Of course it is if youre running out of voices and/or outputs. If I wanted to be really cynical I would say that Akai should have made the S1100 thirty-two voice polyphonic and given it sixteen outputs in the first place, but it would have cost a lot more and its a hell of a machine even without that, and its good to have a reasonably priced expander in the form of the S1100EX available. I am advised that its best to have the same amount of memory in both machines, so if you have a 10 Meg S1100 (the original 2 Meg card plus an 8 Meg expansion) then you should budget for a 10 Meg S1100EX too. The S1100EX isnt going to make millions for Akai since of all the people who bought an S1100 only a few will want another one. It does show however that they are thinking of the end user, and when it comes to choosing equipment for your studio it pays to look at the manufacturer as well as the product.
One last thing - If anyone ever manages to build a system with an S1100 and six S1100EXs, let me know. I want to see it!
Akai have big things in mind for their S1100EX. This is from the manual: ...this system allows you to add up to six S1100EXs by using SCSI connections. This will give you, including the S1100 itself, a maximum of 112 voice polyphony over the same number of MIDI channels, 70 audio outputs, 7 multieffects processors and a potential memory expansion of up to 224 Megabytes of internal memory.
The Akai S1100 is a sixteen bit stereo sampler with analogue and digital stereo outputs and eight polyphonic individual outputs. The sample rate is selectable between 44.1kHz and 22.05kHz and there is a resampling function so that other rates can be achieved. The standard memory is 2 Megabytes which may be raised to 32 Megabytes with optional cards. A SCSI interface comes as standard as does a SMPTE timecode reader/generator.
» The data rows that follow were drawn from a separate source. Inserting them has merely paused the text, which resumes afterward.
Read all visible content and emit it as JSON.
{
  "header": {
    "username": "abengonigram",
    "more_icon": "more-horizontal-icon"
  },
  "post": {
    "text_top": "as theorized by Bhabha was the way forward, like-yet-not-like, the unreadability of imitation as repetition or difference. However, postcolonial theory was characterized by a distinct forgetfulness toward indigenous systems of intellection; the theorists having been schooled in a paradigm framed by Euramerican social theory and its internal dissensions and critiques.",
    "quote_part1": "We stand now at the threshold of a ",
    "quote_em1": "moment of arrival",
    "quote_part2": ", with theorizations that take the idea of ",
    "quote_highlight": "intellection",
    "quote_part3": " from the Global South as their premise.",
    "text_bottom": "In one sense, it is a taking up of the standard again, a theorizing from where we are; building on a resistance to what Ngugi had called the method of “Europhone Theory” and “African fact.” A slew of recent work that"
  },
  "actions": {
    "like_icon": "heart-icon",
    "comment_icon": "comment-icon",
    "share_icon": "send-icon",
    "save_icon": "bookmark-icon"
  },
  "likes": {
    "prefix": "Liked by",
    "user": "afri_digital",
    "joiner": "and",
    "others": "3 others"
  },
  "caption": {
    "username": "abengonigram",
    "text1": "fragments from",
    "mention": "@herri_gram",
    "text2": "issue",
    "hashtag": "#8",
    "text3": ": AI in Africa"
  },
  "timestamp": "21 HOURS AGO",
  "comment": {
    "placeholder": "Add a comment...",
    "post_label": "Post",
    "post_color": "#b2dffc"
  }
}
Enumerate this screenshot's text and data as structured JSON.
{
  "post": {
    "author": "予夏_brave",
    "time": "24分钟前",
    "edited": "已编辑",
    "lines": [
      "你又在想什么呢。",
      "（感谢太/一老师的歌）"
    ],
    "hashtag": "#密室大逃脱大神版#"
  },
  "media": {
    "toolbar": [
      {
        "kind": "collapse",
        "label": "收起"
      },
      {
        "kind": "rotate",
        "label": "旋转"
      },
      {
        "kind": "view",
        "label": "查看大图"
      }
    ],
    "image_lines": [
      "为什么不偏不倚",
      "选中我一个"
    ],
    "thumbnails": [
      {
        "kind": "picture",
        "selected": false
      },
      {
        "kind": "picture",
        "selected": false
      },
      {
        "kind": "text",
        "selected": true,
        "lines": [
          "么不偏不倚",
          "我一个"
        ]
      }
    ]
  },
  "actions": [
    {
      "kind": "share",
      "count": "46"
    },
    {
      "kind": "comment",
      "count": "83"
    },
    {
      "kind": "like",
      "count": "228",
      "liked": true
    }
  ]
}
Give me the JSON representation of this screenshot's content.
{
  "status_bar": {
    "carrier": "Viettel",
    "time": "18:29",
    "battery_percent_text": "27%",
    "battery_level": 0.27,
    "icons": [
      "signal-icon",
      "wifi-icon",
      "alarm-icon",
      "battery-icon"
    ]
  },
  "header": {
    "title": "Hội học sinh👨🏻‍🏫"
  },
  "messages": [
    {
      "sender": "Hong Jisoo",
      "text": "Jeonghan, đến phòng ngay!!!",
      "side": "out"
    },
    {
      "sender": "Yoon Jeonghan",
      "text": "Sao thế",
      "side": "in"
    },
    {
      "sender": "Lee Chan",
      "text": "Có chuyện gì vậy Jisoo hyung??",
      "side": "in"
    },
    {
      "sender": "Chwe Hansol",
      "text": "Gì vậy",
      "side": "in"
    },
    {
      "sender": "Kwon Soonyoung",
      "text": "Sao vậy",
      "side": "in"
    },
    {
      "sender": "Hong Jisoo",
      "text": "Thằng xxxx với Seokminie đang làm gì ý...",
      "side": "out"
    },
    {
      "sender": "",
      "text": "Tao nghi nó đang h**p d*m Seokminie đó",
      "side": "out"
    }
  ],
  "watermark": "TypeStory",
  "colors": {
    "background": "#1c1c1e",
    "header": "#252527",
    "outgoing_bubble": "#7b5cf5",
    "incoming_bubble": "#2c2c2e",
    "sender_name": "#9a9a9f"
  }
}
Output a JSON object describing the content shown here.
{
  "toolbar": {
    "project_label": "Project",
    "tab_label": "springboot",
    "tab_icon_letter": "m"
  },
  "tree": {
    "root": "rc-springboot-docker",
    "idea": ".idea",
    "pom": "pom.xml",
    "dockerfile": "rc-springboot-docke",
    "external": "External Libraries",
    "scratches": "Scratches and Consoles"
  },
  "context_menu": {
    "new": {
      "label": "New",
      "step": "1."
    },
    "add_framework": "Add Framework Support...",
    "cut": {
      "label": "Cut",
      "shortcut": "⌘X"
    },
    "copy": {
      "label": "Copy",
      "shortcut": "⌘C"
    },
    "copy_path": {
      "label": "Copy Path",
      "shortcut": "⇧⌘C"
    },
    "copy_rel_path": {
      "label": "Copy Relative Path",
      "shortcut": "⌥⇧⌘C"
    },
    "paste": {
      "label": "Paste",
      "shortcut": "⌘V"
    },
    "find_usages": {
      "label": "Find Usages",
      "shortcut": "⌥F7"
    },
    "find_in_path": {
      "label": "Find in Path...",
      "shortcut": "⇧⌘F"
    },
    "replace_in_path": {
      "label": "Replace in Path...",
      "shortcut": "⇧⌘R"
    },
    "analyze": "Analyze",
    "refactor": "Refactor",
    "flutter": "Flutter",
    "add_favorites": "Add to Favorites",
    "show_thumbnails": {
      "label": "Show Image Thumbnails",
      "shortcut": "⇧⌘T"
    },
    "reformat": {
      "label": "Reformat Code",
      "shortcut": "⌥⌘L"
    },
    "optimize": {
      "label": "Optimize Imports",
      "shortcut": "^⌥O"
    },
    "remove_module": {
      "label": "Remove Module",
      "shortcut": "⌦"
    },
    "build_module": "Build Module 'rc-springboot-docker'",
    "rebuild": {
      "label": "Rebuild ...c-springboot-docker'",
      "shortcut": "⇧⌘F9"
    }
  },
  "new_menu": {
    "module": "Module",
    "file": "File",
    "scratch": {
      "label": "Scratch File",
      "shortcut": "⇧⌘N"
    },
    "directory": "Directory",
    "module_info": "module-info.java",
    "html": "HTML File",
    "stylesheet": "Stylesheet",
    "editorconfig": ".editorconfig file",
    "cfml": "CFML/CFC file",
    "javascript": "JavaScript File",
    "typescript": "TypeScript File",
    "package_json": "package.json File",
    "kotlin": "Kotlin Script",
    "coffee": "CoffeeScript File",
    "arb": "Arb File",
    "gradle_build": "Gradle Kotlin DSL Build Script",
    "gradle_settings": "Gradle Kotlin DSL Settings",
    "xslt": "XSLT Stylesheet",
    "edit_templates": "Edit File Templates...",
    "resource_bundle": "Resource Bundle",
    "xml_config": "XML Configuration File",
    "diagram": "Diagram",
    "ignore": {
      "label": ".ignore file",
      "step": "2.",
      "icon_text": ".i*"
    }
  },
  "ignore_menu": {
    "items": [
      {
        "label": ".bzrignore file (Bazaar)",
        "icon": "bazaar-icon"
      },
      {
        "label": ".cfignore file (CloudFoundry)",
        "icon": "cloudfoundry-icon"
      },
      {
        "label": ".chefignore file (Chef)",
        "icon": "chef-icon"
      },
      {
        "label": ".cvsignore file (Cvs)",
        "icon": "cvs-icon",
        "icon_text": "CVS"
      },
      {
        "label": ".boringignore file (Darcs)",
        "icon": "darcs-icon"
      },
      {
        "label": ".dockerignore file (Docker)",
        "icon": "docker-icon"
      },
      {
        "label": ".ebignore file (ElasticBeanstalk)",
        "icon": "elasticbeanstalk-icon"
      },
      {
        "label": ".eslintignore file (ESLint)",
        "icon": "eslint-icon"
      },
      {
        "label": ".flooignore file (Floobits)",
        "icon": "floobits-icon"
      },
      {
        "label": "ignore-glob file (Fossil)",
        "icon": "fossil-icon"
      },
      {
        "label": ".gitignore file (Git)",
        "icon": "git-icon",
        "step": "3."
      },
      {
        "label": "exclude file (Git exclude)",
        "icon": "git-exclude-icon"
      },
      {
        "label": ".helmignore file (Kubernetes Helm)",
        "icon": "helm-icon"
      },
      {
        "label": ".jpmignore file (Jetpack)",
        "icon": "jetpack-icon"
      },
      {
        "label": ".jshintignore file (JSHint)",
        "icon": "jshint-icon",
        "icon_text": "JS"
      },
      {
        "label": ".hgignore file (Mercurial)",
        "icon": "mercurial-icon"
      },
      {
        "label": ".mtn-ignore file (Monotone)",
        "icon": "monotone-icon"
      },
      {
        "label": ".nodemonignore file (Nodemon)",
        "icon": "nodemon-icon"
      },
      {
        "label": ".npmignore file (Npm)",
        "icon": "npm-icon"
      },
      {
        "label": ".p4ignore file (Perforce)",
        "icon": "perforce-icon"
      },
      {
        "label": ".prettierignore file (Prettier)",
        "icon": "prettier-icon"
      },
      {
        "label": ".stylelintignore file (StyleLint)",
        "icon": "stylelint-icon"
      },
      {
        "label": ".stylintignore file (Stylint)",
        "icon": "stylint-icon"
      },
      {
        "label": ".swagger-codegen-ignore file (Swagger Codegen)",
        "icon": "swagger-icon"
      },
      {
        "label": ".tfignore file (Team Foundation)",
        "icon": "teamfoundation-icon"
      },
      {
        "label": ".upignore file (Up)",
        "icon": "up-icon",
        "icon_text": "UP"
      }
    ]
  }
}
Options include internal hard disk, and optical and electrical digital inputs and outputs for hard disk or memory backup on DAT. The S1100 has a digital multieffects unit with functions which include reverb, delay, chorus and pitch changing.Come on the FREE COURSE TOUR
Great home recording starts with a great home recording studio. It doesn't need to be expensive if you know how to select the right equipment for your needs.